How long were you at this camp?
Nearly two weeks. Every day, more and more new people came. By the end, there were about 100 of us. We didn't rest at all—it was a military schedule. We got up; we went for a run; we had breakfast; we had training; we did orienteering in the fields, in the forest; we learned the hand signals.
What do you mean, hand signals?
They taught us to communicate using gestures and signs in order to recognize each other, to communicate silently at night, to give commands like back, forward, stop, get down, danger, and so on. Now I can speak with my hands like a deaf person. All this was taught by an instructor in civilian clothes. He, like all the other big and small bosses, didn't give his name. We didn't even know one another's real names—just nicknames. Even now I don't know the names of most of the guys who were killed beside me in that hell.
Did you have any combat experience before Ukraine? You were in the breakaway Azerbaijani region of Nagorno-Karabakh, but that isn't real war.
Mostly we just had some exchanges of fire, automatic weapons or grenade launchers. In short, it was a low-level war of positioning. Nonetheless, I knew more about war than most of the guys there.
Were there Russian nationalists among them?

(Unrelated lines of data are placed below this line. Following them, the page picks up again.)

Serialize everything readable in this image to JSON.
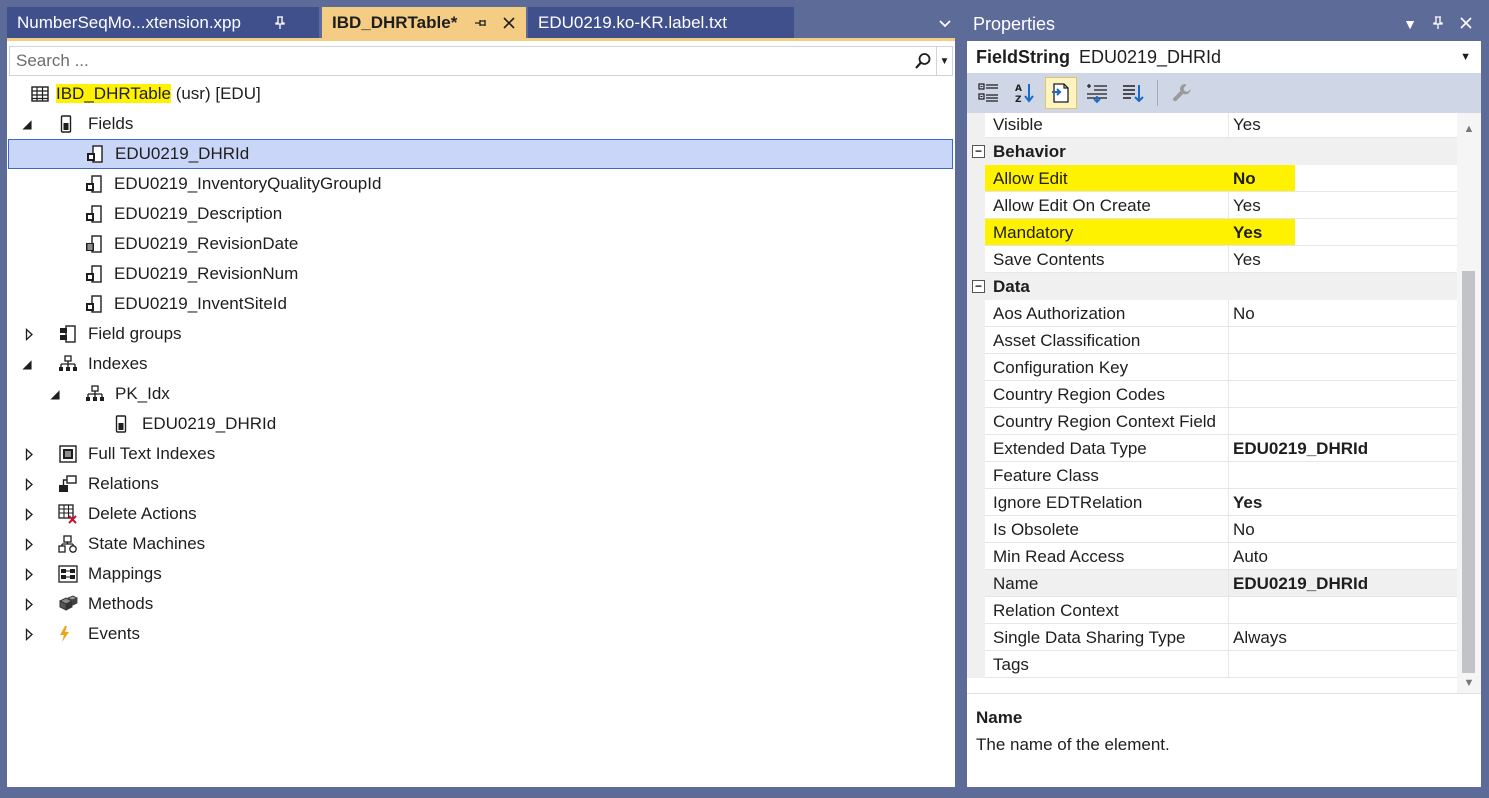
{
  "tabs": [
    {
      "label": "NumberSeqMo...xtension.xpp",
      "active": false
    },
    {
      "label": "IBD_DHRTable*",
      "active": true
    },
    {
      "label": "EDU0219.ko-KR.label.txt",
      "active": false
    }
  ],
  "search": {
    "placeholder": "Search ...",
    "value": ""
  },
  "tree": {
    "root": {
      "name": "IBD_DHRTable",
      "suffix": " (usr) [EDU]"
    },
    "fields_label": "Fields",
    "fields": [
      "EDU0219_DHRId",
      "EDU0219_InventoryQualityGroupId",
      "EDU0219_Description",
      "EDU0219_RevisionDate",
      "EDU0219_RevisionNum",
      "EDU0219_InventSiteId"
    ],
    "field_groups_label": "Field groups",
    "indexes_label": "Indexes",
    "index_name": "PK_Idx",
    "index_field": "EDU0219_DHRId",
    "full_text_indexes_label": "Full Text Indexes",
    "relations_label": "Relations",
    "delete_actions_label": "Delete Actions",
    "state_machines_label": "State Machines",
    "mappings_label": "Mappings",
    "methods_label": "Methods",
    "events_label": "Events"
  },
  "properties": {
    "title": "Properties",
    "object_type": "FieldString",
    "object_name": "EDU0219_DHRId",
    "rows": [
      {
        "name": "Visible",
        "value": "Yes"
      },
      {
        "category": "Behavior"
      },
      {
        "name": "Allow Edit",
        "value": "No",
        "bold": true,
        "highlight": true
      },
      {
        "name": "Allow Edit On Create",
        "value": "Yes"
      },
      {
        "name": "Mandatory",
        "value": "Yes",
        "bold": true,
        "highlight": true
      },
      {
        "name": "Save Contents",
        "value": "Yes"
      },
      {
        "category": "Data"
      },
      {
        "name": "Aos Authorization",
        "value": "No"
      },
      {
        "name": "Asset Classification",
        "value": ""
      },
      {
        "name": "Configuration Key",
        "value": ""
      },
      {
        "name": "Country Region Codes",
        "value": ""
      },
      {
        "name": "Country Region Context Field",
        "value": ""
      },
      {
        "name": "Extended Data Type",
        "value": "EDU0219_DHRId",
        "bold": true
      },
      {
        "name": "Feature Class",
        "value": ""
      },
      {
        "name": "Ignore EDTRelation",
        "value": "Yes",
        "bold": true
      },
      {
        "name": "Is Obsolete",
        "value": "No"
      },
      {
        "name": "Min Read Access",
        "value": "Auto"
      },
      {
        "name": "Name",
        "value": "EDU0219_DHRId",
        "bold": true,
        "selected": true
      },
      {
        "name": "Relation Context",
        "value": ""
      },
      {
        "name": "Single Data Sharing Type",
        "value": "Always"
      },
      {
        "name": "Tags",
        "value": ""
      }
    ],
    "description": {
      "title": "Name",
      "text": "The name of the element."
    }
  }
}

I didn't see any nationalists, although most of the guys there were Slavs. Whether they were Belarusians, Russians, or Ukrainian—I can't say. They were good, patriotic guys. None of them looked at me funny because I'm Armenian. There were a bunch of guys from the Caucasus, some Armenians from [the Russian city of] Krasnodar and [the Ukrainian city of] Kryvyy Rih. Some Chechens came a little later. I became friends with a few—one guy named Red and another named Small. Both of them were killed in those KamAZ trucks.